WHAT YOU WILL DO
Wherever the string "JSON" occurs in a line of these records, report that line.

◆ ◆ ◆ ◆ ◆ ◆ ◆

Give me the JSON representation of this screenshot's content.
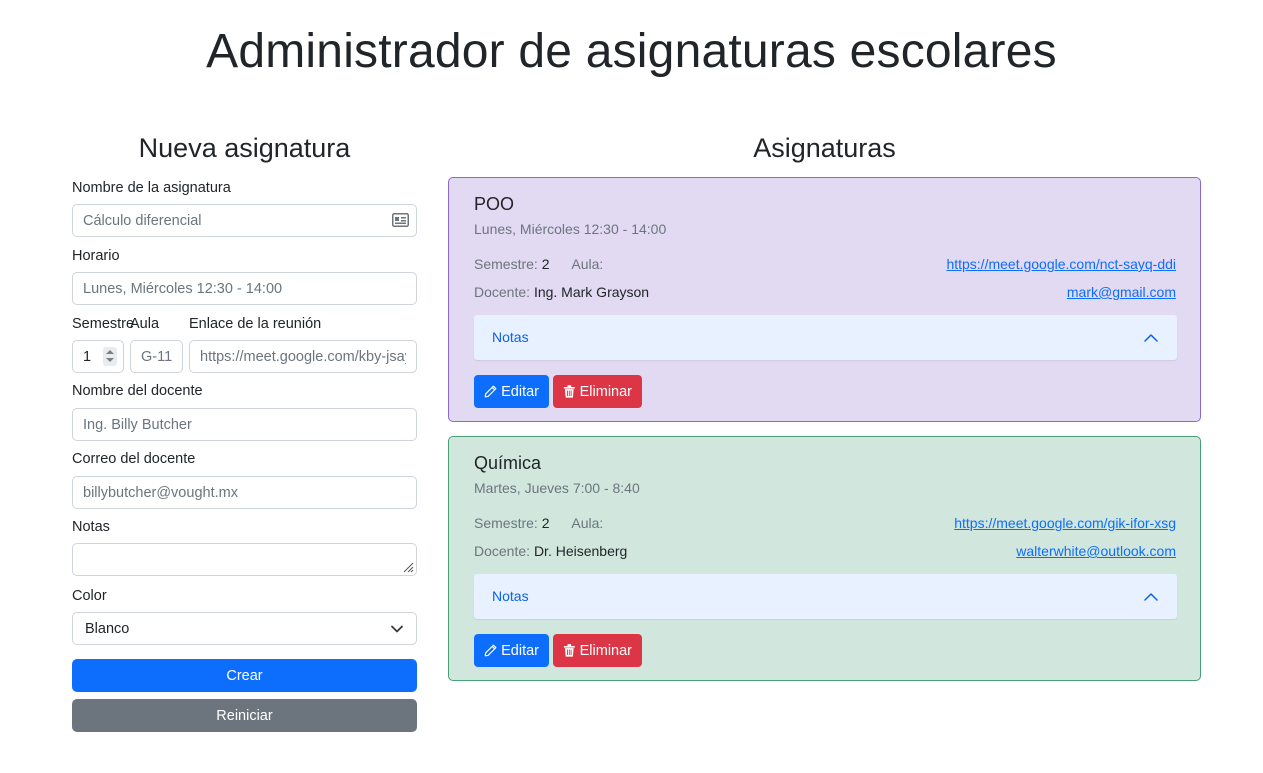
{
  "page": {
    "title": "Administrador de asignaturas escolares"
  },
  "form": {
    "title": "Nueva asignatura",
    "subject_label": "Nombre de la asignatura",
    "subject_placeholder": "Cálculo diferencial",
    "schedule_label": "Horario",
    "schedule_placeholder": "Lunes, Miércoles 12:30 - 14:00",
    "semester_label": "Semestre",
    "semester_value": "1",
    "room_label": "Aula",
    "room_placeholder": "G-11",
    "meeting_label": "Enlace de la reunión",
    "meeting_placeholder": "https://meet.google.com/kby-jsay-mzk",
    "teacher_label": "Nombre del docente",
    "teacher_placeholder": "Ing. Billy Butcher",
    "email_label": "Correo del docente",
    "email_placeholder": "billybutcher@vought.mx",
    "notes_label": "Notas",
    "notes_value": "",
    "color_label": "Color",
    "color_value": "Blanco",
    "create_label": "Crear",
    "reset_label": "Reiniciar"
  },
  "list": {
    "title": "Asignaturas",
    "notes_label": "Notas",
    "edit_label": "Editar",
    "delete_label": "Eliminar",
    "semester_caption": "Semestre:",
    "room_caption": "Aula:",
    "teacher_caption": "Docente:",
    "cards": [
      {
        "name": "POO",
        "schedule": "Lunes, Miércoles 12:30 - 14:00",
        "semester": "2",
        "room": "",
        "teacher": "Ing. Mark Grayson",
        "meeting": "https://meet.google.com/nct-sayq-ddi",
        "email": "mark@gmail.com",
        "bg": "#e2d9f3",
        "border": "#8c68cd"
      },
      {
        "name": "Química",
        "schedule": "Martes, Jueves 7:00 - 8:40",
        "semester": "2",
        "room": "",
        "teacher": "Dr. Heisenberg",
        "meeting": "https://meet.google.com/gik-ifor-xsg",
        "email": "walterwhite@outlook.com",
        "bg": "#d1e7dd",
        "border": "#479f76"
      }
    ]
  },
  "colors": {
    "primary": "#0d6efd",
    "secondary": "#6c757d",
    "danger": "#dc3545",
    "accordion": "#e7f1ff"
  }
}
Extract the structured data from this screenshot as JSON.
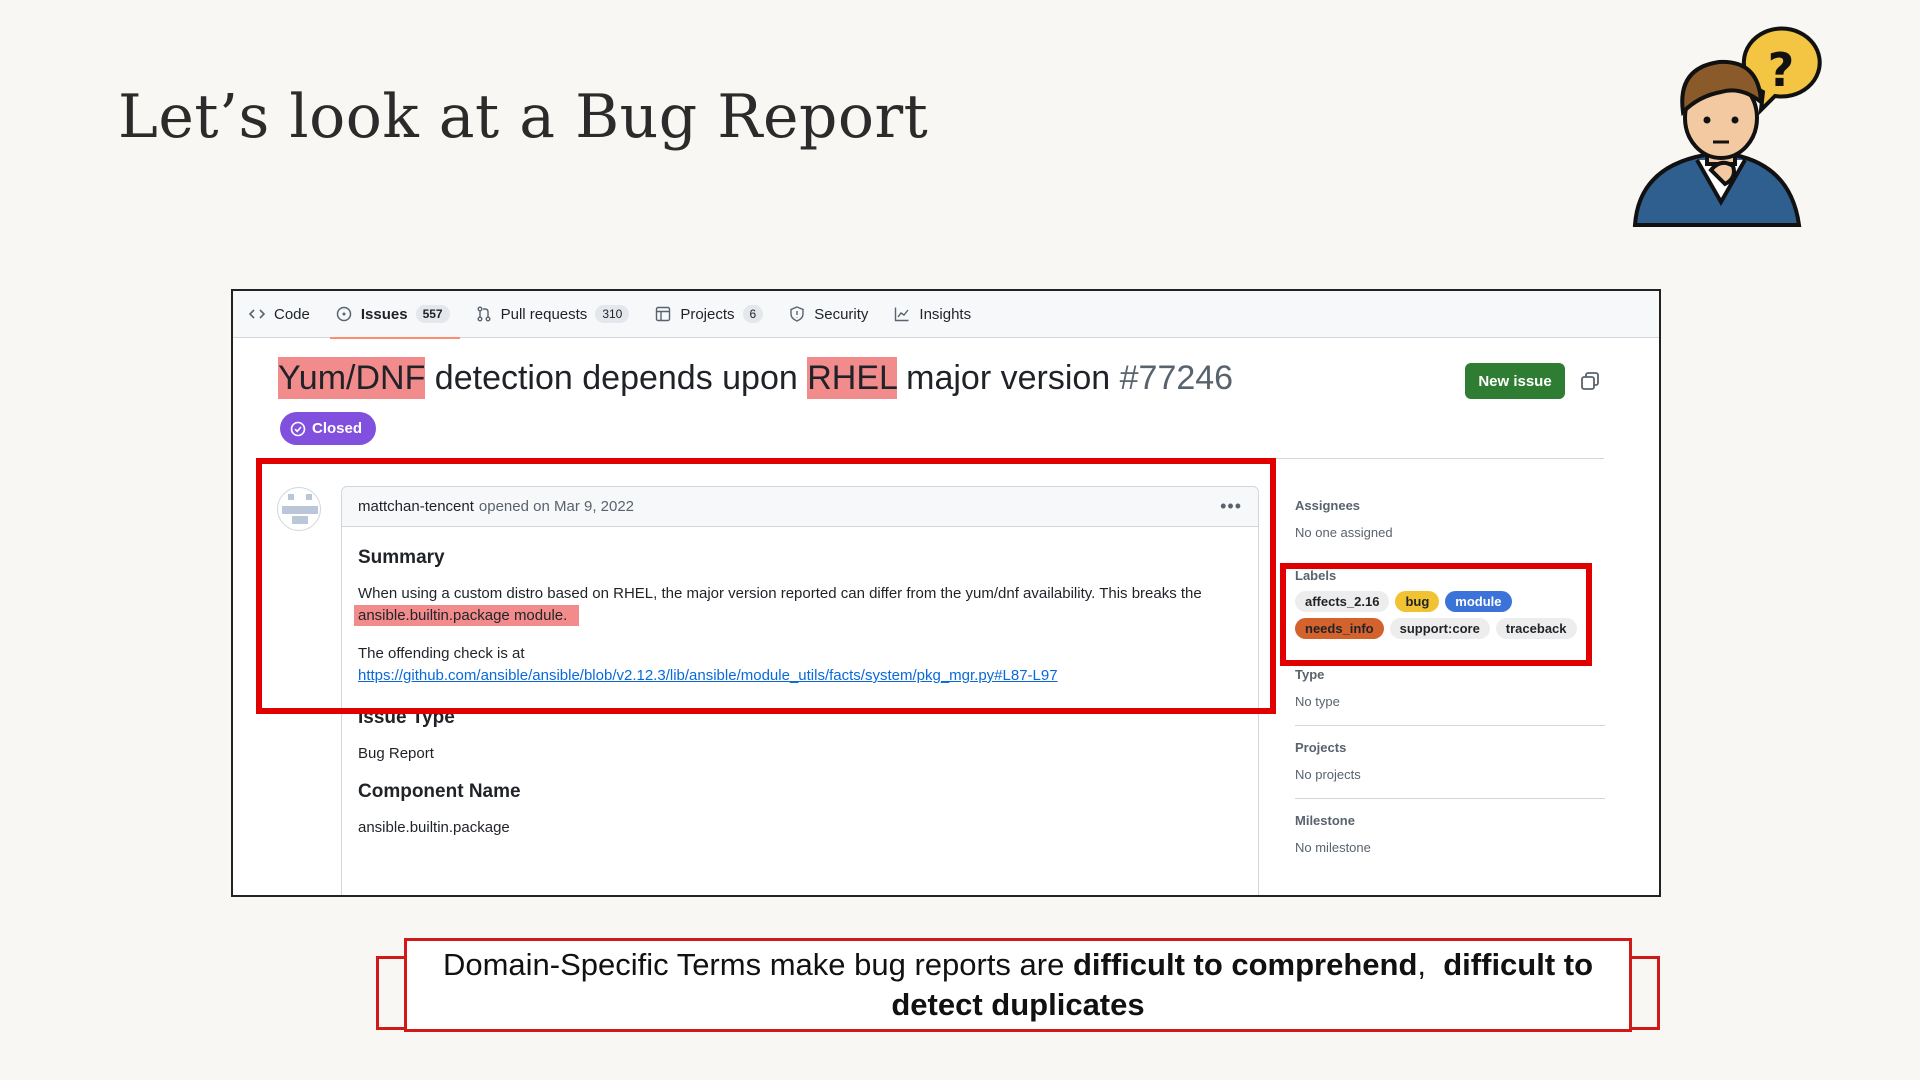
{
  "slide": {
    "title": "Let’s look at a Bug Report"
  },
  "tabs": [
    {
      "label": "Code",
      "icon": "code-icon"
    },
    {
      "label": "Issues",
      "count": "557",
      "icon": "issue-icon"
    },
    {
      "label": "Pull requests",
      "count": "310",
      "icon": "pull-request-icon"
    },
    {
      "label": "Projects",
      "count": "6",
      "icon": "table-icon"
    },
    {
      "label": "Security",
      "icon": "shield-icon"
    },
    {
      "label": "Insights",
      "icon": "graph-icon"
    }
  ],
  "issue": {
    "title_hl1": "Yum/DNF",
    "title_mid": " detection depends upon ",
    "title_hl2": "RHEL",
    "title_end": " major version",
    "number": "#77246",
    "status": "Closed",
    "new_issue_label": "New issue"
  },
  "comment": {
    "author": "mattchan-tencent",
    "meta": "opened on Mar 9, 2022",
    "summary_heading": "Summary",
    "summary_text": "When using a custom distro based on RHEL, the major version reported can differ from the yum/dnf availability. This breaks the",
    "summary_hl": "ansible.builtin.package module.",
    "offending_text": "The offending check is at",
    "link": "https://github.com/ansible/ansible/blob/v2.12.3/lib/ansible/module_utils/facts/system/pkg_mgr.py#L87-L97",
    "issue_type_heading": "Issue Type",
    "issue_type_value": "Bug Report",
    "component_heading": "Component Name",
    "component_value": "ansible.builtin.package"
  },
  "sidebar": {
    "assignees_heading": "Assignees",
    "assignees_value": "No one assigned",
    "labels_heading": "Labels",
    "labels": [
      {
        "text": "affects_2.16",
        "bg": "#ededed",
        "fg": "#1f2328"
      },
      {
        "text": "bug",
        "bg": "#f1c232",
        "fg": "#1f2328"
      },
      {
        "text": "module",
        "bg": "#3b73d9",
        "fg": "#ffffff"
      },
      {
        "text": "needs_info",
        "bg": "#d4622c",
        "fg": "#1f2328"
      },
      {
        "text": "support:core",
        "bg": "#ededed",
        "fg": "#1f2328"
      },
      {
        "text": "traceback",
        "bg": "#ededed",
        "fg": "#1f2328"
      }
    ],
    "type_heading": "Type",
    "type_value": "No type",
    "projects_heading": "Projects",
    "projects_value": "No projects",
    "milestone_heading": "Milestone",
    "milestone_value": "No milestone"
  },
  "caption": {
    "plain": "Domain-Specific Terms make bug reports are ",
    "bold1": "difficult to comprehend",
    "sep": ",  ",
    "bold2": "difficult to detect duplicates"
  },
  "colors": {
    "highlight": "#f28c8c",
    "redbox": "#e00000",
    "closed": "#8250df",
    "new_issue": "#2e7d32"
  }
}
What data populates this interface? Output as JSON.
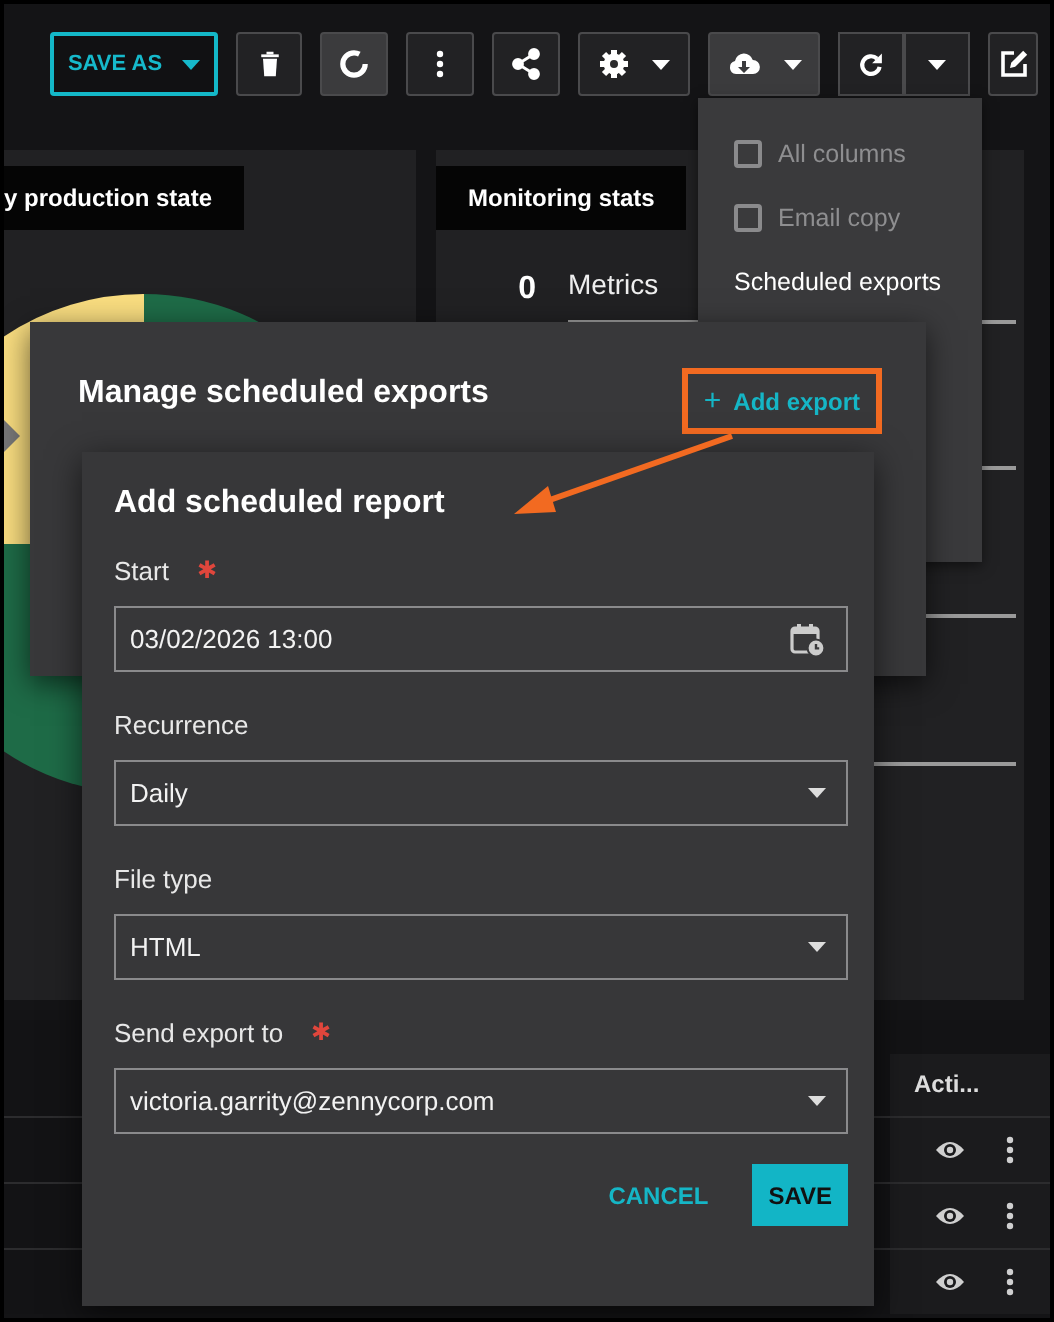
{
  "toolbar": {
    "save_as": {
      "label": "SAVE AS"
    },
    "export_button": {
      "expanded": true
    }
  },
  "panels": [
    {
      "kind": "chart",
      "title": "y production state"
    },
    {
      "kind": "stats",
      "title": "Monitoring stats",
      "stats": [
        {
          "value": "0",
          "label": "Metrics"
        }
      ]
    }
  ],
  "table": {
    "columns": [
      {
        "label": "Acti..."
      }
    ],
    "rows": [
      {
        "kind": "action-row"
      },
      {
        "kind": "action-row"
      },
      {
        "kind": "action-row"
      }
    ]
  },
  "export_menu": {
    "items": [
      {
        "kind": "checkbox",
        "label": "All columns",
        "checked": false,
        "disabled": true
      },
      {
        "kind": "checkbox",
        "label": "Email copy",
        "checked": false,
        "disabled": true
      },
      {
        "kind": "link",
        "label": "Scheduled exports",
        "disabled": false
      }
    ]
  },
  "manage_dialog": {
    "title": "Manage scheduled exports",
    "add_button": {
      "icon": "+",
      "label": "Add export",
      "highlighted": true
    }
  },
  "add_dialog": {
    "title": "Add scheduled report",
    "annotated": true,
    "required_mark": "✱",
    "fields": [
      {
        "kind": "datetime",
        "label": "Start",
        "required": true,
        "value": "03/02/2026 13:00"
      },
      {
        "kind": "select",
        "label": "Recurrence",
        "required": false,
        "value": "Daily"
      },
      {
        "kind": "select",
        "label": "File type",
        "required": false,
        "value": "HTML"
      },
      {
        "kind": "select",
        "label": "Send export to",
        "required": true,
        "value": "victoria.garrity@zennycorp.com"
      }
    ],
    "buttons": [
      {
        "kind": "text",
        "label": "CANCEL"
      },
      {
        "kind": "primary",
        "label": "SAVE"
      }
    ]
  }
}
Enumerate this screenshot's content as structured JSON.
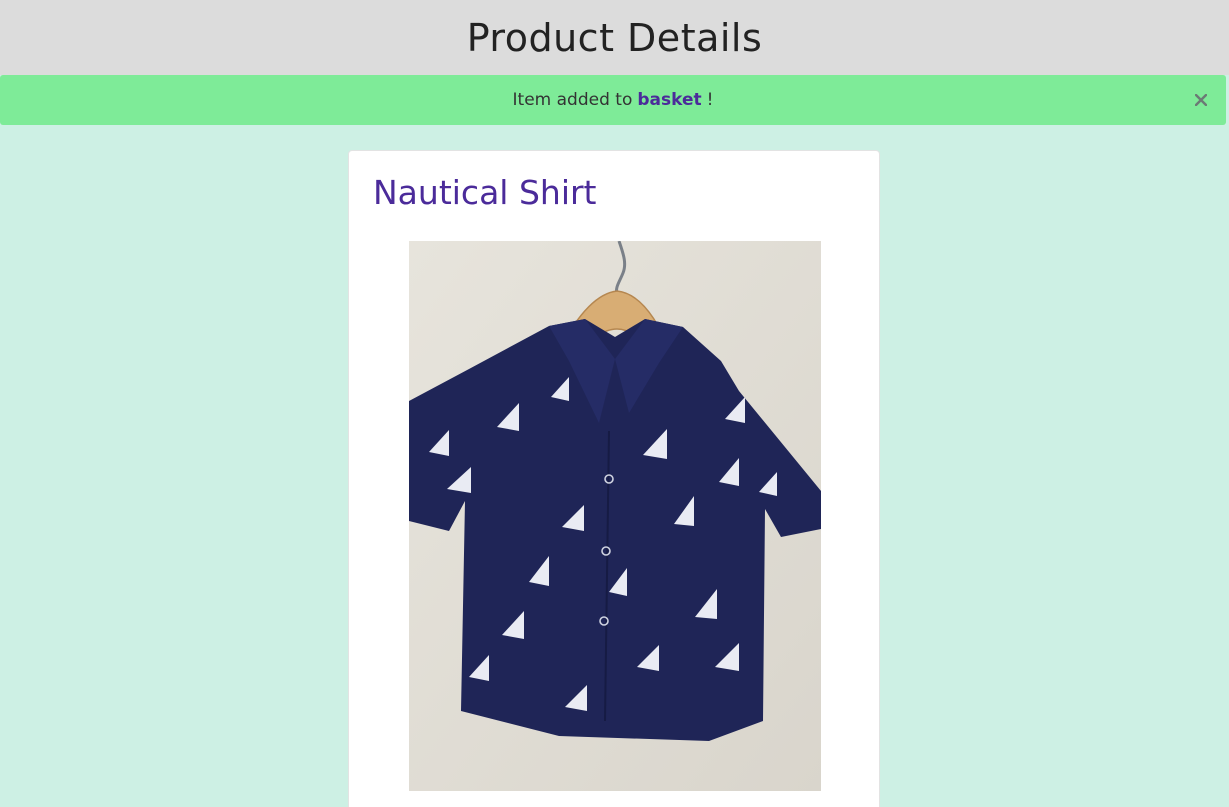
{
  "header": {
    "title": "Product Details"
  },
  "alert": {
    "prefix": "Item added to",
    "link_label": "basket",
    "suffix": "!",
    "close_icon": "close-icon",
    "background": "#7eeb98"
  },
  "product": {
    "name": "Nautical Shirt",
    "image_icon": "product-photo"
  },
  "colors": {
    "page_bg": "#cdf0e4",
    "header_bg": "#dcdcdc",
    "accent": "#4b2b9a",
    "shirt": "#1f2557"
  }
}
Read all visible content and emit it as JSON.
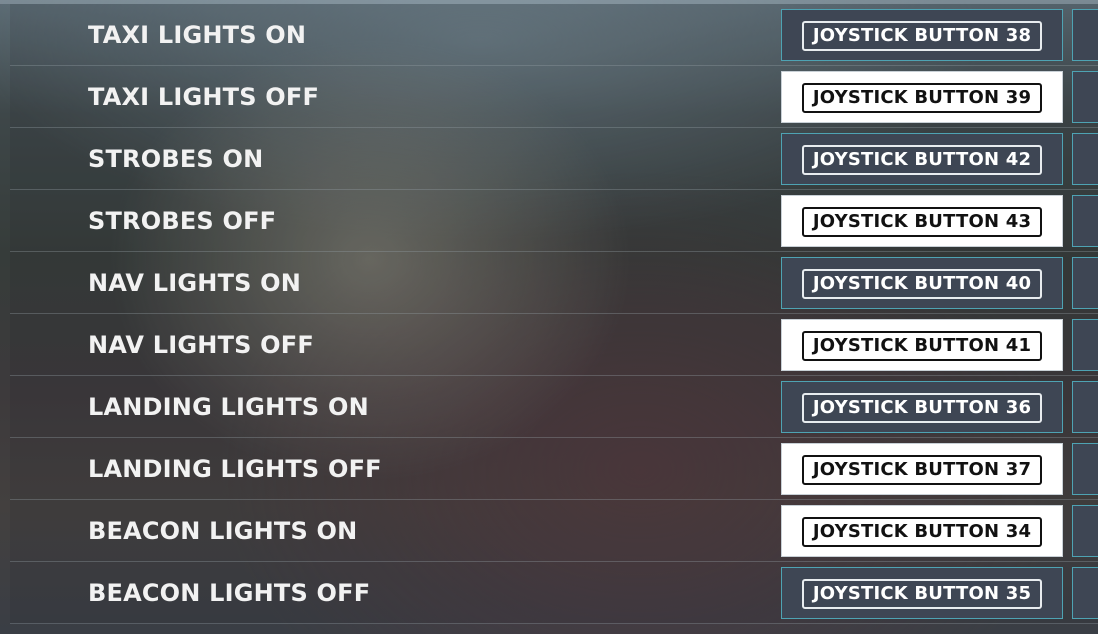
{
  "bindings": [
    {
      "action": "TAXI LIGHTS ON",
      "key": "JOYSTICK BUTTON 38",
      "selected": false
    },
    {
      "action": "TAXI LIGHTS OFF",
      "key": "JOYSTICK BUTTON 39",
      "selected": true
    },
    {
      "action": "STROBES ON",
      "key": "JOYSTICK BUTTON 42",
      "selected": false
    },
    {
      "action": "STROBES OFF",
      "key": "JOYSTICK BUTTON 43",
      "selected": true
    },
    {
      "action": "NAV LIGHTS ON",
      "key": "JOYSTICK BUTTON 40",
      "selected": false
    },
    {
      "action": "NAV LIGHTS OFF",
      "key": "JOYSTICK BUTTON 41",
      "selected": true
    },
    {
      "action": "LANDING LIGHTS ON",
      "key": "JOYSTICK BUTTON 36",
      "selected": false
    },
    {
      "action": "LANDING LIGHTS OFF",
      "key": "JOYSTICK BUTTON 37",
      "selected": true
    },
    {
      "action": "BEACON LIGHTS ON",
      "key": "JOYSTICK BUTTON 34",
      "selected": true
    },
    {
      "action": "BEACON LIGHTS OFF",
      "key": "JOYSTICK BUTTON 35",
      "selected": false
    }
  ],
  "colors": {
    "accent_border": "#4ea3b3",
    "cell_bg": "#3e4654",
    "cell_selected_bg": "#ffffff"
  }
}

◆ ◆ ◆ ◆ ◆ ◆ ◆

RESPONSE TO THIS TASK
Give me the JSON representation of this screenshot's content.
Extract the structured data from this screenshot as JSON.
What data populates this interface? Output as JSON.
Enumerate this screenshot's content as structured JSON.
Read all visible content and emit it as JSON.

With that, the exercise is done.